More than two years have passed since the administration announced its first open government national action plan. It has now unveiled its second one intended to guide the country over the next two years.
The first NAP was released in September 2011 and featured 26 commitments to increase government transparency and improve public access to information. This latest NAP includes 23 new or expanded open government commitments.
The release was announced in a White House blog post today by Deputy Chief Technology Officer Nick Sinai and Gayle Smith, special assistant to the president and senior director for development and democracy.
“This second National Action Plan is another opportunity to set concrete and measurable goals for achieving a more transparent, participatory, and collaborative government,” Sinai and Smith wrote in the post.
In creating this second NAP, the federal government reached out for input from the public, academia, private sector and different civil society organizations to refine the commitments made in the first framework.
According to the report, this document will serve as a road map for the next two years for the administration as it works to partner with outside organizations to further open data.
Sinai and Smith described the other initiatives launched or expanded today as “increasing open innovation by encouraging expanded use of challenges, incentive prizes, citizen science and crowdsourcing to harness American ingenuity, as well as modernizing the management of government records by leveraging technology to make records less burdensome to manage and easier to use and share.”
Here are some examples of initiatives outlined in the second NAP:
- Improvements to the We the People site, which makes petitioning the government easier. The second NAP creates a more streamlined process for signing petitions and an updated application programming interface will allow signatures to be collected and submitted to the We the People platform from a third-party site.

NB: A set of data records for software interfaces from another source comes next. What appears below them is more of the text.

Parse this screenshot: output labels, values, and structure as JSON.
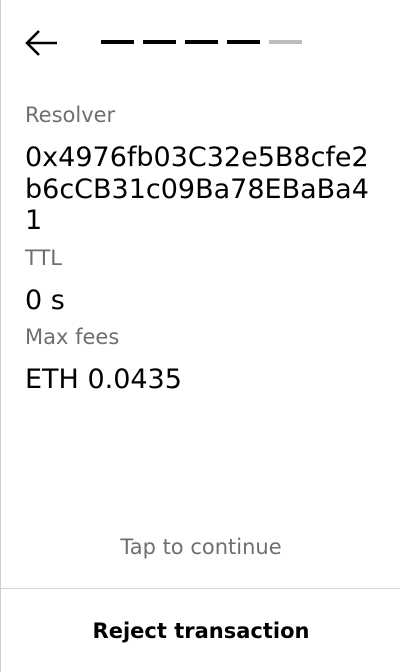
{
  "header": {
    "back_icon": "arrow-left-icon",
    "progress": {
      "total_steps": 5,
      "completed_steps": 4
    }
  },
  "fields": {
    "resolver": {
      "label": "Resolver",
      "value": "0x4976fb03C32e5B8cfe2b6cCB31c09Ba78EBaBa41"
    },
    "ttl": {
      "label": "TTL",
      "value": "0 s"
    },
    "max_fees": {
      "label": "Max fees",
      "value": "ETH 0.0435"
    }
  },
  "footer": {
    "hint": "Tap to continue",
    "reject_label": "Reject transaction"
  },
  "colors": {
    "text_primary": "#000000",
    "text_secondary": "#6f6f6f",
    "progress_active": "#000000",
    "progress_inactive": "#bdbdbd",
    "divider": "#d3d3d3"
  }
}
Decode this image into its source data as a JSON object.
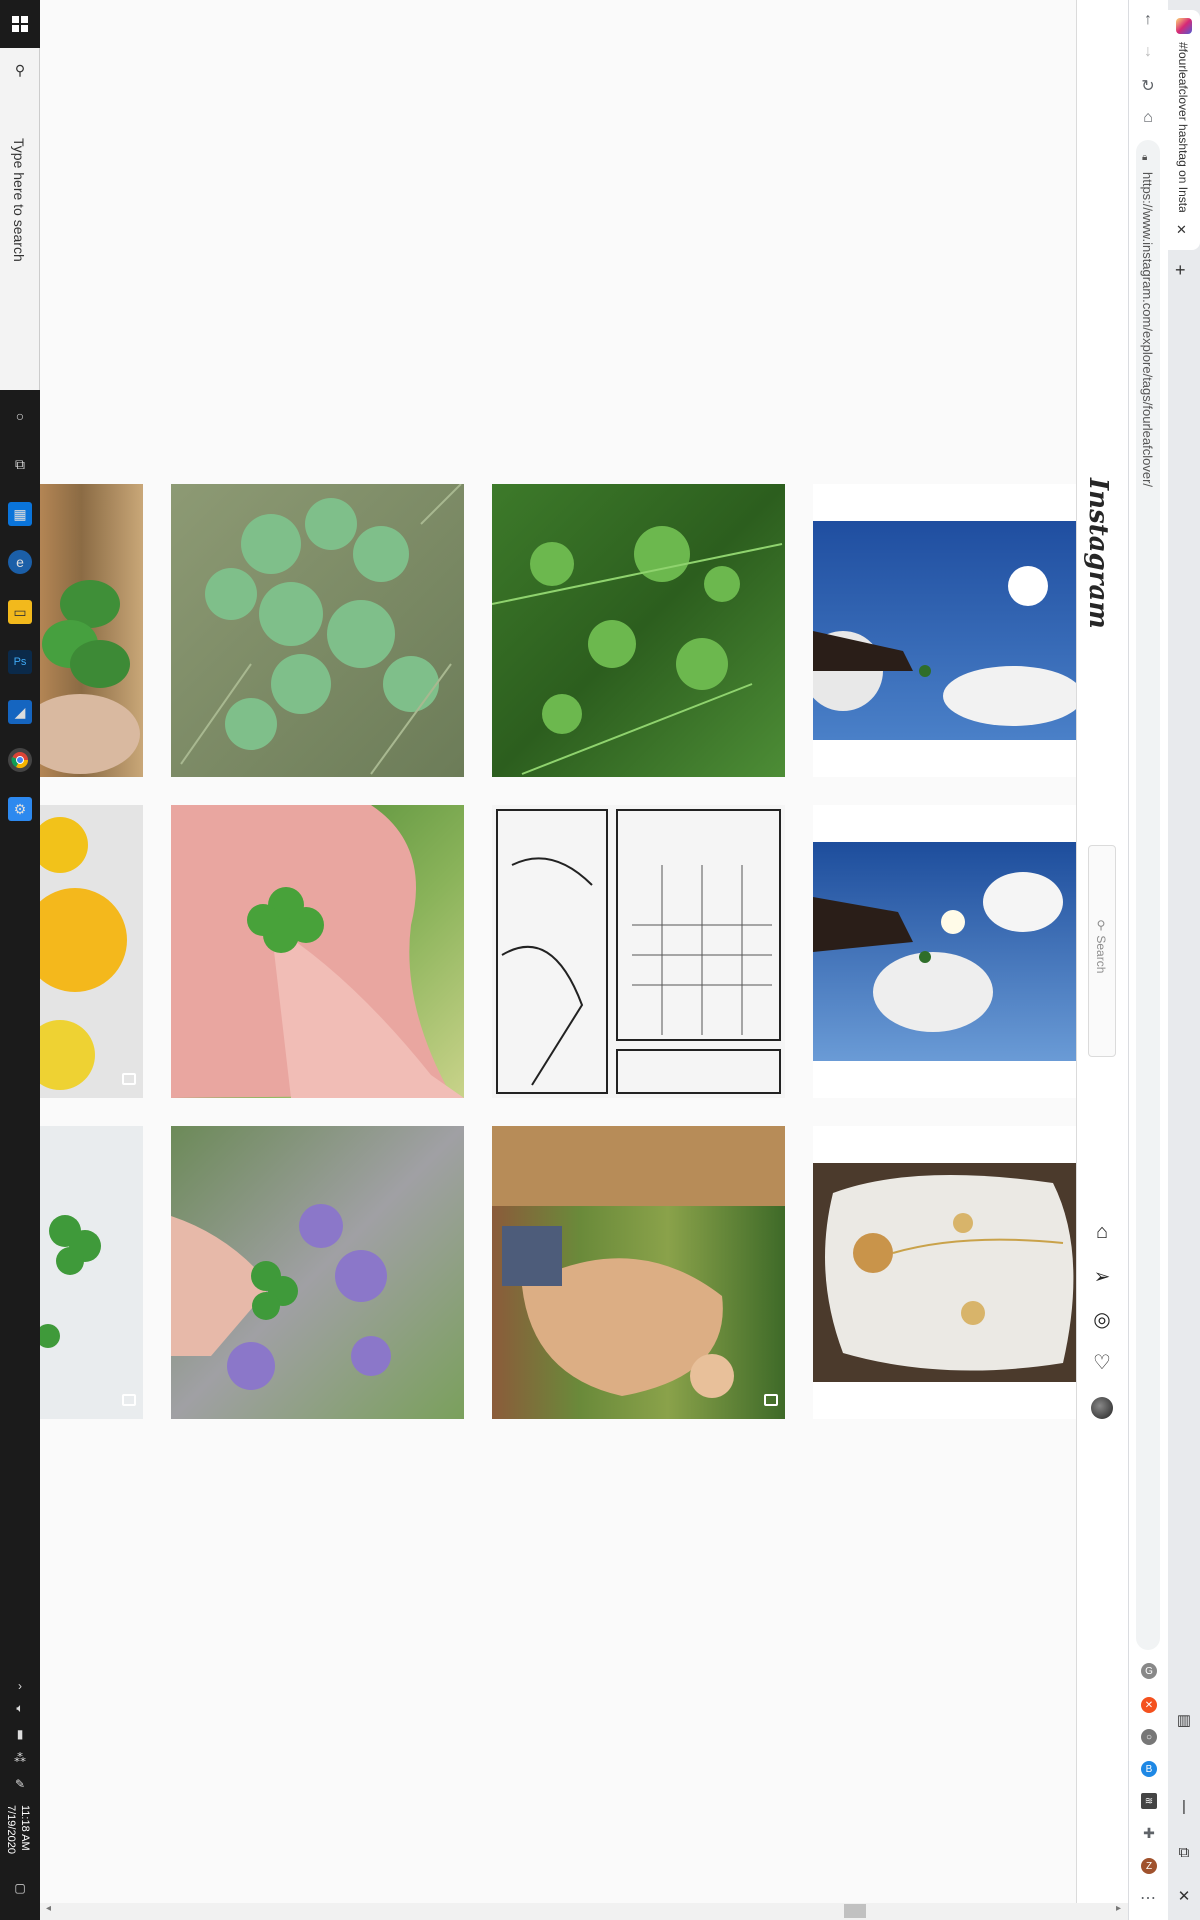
{
  "taskbar": {
    "search_placeholder": "Type here to search",
    "time": "11:18 AM",
    "date": "7/19/2020"
  },
  "browser": {
    "tab_title": "#fourleafclover hashtag on Insta",
    "url": "https://www.instagram.com/explore/tags/fourleafclover/",
    "extensions": [
      "g-icon",
      "x-icon",
      "o-icon",
      "b-icon",
      "r-icon",
      "puzzle-icon",
      "z-icon"
    ]
  },
  "instagram": {
    "logo": "Instagram",
    "search_placeholder": "Search"
  },
  "posts": [
    {
      "name": "clover-hand-wood",
      "multi": false
    },
    {
      "name": "clover-lawn",
      "multi": false
    },
    {
      "name": "clover-grass",
      "multi": false
    },
    {
      "name": "hand-sky-clover-1",
      "multi": false
    },
    {
      "name": "lemons",
      "multi": true
    },
    {
      "name": "fingers-clover",
      "multi": false
    },
    {
      "name": "comic-sketch",
      "multi": false
    },
    {
      "name": "hand-sky-clover-2",
      "multi": false
    },
    {
      "name": "clover-white",
      "multi": true
    },
    {
      "name": "clover-flowers",
      "multi": false
    },
    {
      "name": "person-field",
      "multi": true
    },
    {
      "name": "stone-jewelry",
      "multi": false
    }
  ]
}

- Updating and improving the Freedom of Information Act by simplifying the process of filing requests at agencies. For example, the second NAP would establish a FOIA Advisory Committee and improve FOIA training across government.
- Strengthen and expand whistle-blower protection for government personnel by mandating participation in the whistleblower certification and implementing the 2012 presidential directive protecting whistle-blowers.
- Increase transparency in federal spending by opening up more federal spending data and publishing additional federal contracting data. The NAP will also require the U.S. to join the Global Initiative on Fiscal Transparency.
- It will also open up more data to the public through an improved Data.gov site, further encouragement of agencies putting their data in published lists of datasets, and opening up agriculture and nutrition data, as well as natural disaster data to support response and recovery efforts.